Mentions: The cytological features of the macrophages in all of these conditions vary considerably and are helpful at times in pointing to a specific diagnosis. In RB-ILD, the macrophages are airway-centred and contain fine, light-brown, cytoplasmic pigmentation with delicate black punctation, findings characteristic of smokers’ macrophages. In amiodarone reactions, obstructive pneumonias, lipoid pneumonia and storage diseases, foamy or vacuolated histiocytes predominate. In hard metal disease (cobalt pneumoconiosis), distinctive multinucleated intra-alveolar histiocytes are the dominant finding.34 Chronic alveolar haemorrhage is associated with extensive haemosiderin-laden macrophages in the airspaces.14 The distinctive features of eosinophilic pneumonia are the presence of interstitial and airspace eosinophils, airspace fibrin, markedly reactive type II cells and dense alveolar macrophages.12 Birefringent material can be identified within the DIP-like reaction in many of the pneumoconioses. Large and small clear spaces, often engulfed by giant cells and associated with variable fibrosis, characterise exogenous lipoid pneumonia (fig 22).

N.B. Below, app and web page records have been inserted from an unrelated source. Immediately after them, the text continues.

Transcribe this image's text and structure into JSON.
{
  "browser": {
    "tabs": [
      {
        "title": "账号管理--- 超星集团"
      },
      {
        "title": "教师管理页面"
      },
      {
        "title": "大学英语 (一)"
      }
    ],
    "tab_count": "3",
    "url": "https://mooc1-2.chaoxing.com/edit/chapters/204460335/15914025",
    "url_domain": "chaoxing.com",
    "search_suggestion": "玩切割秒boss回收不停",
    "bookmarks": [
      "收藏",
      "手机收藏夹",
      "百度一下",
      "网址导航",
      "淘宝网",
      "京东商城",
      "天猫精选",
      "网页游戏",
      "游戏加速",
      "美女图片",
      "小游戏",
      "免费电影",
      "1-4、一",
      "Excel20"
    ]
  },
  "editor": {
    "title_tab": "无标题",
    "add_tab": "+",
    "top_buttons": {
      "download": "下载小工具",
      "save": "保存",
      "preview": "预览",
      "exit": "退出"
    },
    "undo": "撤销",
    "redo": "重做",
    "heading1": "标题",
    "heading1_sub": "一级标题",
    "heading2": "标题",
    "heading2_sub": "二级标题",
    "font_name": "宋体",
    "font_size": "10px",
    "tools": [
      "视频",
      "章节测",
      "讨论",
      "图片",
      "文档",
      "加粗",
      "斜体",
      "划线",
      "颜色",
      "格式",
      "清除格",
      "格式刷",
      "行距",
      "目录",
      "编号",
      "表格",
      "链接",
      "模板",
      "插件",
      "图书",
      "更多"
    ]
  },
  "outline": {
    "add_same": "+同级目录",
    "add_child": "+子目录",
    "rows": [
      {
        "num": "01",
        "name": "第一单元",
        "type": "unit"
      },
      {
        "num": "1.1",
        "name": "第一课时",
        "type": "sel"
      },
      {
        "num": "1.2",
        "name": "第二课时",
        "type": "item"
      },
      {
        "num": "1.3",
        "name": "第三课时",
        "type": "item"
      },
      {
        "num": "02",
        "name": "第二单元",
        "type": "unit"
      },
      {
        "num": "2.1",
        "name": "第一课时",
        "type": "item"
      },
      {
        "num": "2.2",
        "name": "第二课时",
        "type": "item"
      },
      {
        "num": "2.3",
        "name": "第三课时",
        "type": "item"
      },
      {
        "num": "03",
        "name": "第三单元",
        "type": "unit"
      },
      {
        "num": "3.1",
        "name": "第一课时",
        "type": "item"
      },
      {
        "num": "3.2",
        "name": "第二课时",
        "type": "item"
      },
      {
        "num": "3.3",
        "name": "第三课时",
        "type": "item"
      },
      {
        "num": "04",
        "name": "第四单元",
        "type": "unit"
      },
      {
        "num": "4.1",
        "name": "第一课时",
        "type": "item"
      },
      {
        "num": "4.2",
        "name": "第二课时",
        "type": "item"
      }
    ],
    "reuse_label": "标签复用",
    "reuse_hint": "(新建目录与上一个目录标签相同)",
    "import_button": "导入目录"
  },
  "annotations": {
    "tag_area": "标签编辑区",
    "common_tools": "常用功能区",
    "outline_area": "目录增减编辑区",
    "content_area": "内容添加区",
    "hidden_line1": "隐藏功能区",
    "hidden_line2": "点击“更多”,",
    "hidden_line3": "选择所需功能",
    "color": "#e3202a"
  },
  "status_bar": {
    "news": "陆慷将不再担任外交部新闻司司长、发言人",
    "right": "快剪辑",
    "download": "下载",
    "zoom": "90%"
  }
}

Bottom Line: The complex world of interstitial lung disease presents nearly insurmountable challenges to the general surgical pathologist faced with a lung biopsy in this setting.The pathology is often inflammatory and always requires clinical and radiological context for a relevant and clinically useful histopathological diagnosis.A pattern-based histopathological approach to interstitial lung disease provides a "map" for the general pathologist to navigate this area successfully, especially so when used with aid of the clinical and radiological patterns of presentation.

View Article: PubMed Central - PubMed

Affiliation: Division of Anatomic Pathology, Mayo Clinic Arizona, Scottsdale, AZ 85259, USA. leslie.kevin@mayo.edu

ABSTRACT
The complex world of interstitial lung disease presents nearly insurmountable challenges to the general surgical pathologist faced with a lung biopsy in this setting. The pathology is often inflammatory and always requires clinical and radiological context for a relevant and clinically useful histopathological diagnosis. A pattern-based histopathological approach to interstitial lung disease provides a "map" for the general pathologist to navigate this area successfully, especially so when used with aid of the clinical and radiological patterns of presentation.

Show MeSH
Related in: MedlinePlus